I admit, it also didn’t help that the visuals of the planets and potatoes didn’t appeal to me. They’re mostly simple circles, squares and dots. Things get more interesting at points, but again that’s mostly near the end. It seems like an awful lot of boring waiting and clicking to get through just to see a somewhat interesting ending that doesn’t last very long. The lack of IAPs is definitely a plus for me, but let’s be real here — if it was free and didn’t have half the hype attached to it that it did, I might have downloaded it and played five minutes before deleting. I stuck through with this one because I knew it had an ending and I was curious why everyone was raving about it. But it’s still an idle clicker that mostly plays itself…slowly.
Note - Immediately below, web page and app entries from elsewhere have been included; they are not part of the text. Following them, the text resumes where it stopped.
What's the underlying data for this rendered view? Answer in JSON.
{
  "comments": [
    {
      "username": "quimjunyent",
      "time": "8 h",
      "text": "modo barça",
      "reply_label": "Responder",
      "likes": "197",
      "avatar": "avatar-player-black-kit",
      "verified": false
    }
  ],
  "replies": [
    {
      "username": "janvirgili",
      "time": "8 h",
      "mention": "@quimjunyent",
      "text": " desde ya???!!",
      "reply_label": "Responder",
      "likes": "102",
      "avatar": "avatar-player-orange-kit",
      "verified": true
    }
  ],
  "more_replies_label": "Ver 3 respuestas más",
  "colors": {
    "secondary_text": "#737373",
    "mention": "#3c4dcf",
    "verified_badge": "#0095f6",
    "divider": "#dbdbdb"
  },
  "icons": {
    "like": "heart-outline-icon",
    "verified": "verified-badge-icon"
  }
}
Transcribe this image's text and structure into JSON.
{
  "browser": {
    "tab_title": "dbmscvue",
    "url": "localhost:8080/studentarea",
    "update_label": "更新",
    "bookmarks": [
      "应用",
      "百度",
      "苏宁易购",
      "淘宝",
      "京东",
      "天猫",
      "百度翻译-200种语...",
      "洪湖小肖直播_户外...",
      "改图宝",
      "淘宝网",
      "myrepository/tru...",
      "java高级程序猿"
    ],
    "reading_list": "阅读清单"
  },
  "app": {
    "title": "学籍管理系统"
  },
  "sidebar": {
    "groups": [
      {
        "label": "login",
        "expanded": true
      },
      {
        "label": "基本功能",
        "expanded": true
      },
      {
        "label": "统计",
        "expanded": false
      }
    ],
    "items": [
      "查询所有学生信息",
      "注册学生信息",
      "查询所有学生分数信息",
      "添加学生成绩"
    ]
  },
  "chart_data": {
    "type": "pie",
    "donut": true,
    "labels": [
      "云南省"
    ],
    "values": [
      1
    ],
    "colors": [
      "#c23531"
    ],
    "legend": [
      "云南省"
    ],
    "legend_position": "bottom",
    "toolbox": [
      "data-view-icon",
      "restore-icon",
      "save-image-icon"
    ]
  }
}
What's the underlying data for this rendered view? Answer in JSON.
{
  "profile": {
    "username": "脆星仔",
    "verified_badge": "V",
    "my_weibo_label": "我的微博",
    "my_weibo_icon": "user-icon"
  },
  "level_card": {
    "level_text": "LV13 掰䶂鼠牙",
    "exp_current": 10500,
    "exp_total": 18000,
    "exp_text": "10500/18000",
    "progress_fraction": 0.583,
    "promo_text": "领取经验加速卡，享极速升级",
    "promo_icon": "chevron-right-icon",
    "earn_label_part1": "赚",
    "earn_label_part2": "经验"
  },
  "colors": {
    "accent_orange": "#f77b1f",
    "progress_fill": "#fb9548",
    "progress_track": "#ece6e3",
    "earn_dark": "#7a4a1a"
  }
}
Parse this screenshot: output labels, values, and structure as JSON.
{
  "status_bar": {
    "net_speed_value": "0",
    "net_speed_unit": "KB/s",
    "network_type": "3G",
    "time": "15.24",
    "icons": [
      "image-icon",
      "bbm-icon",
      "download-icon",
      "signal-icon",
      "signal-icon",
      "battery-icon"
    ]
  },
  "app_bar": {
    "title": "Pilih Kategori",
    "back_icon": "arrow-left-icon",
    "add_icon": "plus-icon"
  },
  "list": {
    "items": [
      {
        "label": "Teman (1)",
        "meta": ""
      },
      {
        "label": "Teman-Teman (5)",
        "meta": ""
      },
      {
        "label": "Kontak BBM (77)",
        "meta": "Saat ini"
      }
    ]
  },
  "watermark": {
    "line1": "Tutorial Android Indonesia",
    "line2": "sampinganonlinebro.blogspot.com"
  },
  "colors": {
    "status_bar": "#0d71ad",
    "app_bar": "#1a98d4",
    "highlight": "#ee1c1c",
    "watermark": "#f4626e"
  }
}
The game becomes a little more game-y near the end, where you have to click with a bit more purpose. But it took me a while to realize this, either because I missed text that mentioned it or I just didn’t notice the first time it happened that I had actually done something to cause it. I did welcome the added interaction once I realized what I needed to do, but would have liked the game to give me a little push if it could see I missed that aspect. It’s easy to miss text because of all the issues mentioned previously.
Overall, SPACEPLAN wasn’t a horrible experience for me, but it wasn’t life-changing either. The music and sound effects are great, and I never felt tempted to shut the sound when I was spending some time clicking away. In fact, I probably would have enjoyed the soundtrack on its own without the game. The UI was slick and fun to mess around with on my iPhone, though less so on iPad. You can see some early iPhone gameplay in the video below. The game had its moments — talking about them would ruin the few surprises that make the game even remotely worth playing — and if you want something to just check on throughout your day without investing too much energy into it, it might be the right game for you. But if you’re a fan of endless clickers, you might be disappointed by how quickly it ends. And if you’re not a fan of clickers, you might be disappointed by how little story there is. It is nice to see developers trying something different, but I don’t think it’s innovative enough to be a must-have game. If you do decide to play it, I recommend avoiding reading or watching much about it, because it’s easy to get the more surprising moments spoiled for you. You can also try the free browser version before deciding whether to drop the three bucks on the full game. It’s an earlier prototype, but it should give you at least some idea whether you’d have any interest in the game. It won’t work on an iPhone, but I did get it working on my iPad. If you decide you do want to play SPACEPLAN, you can download the iOS version here.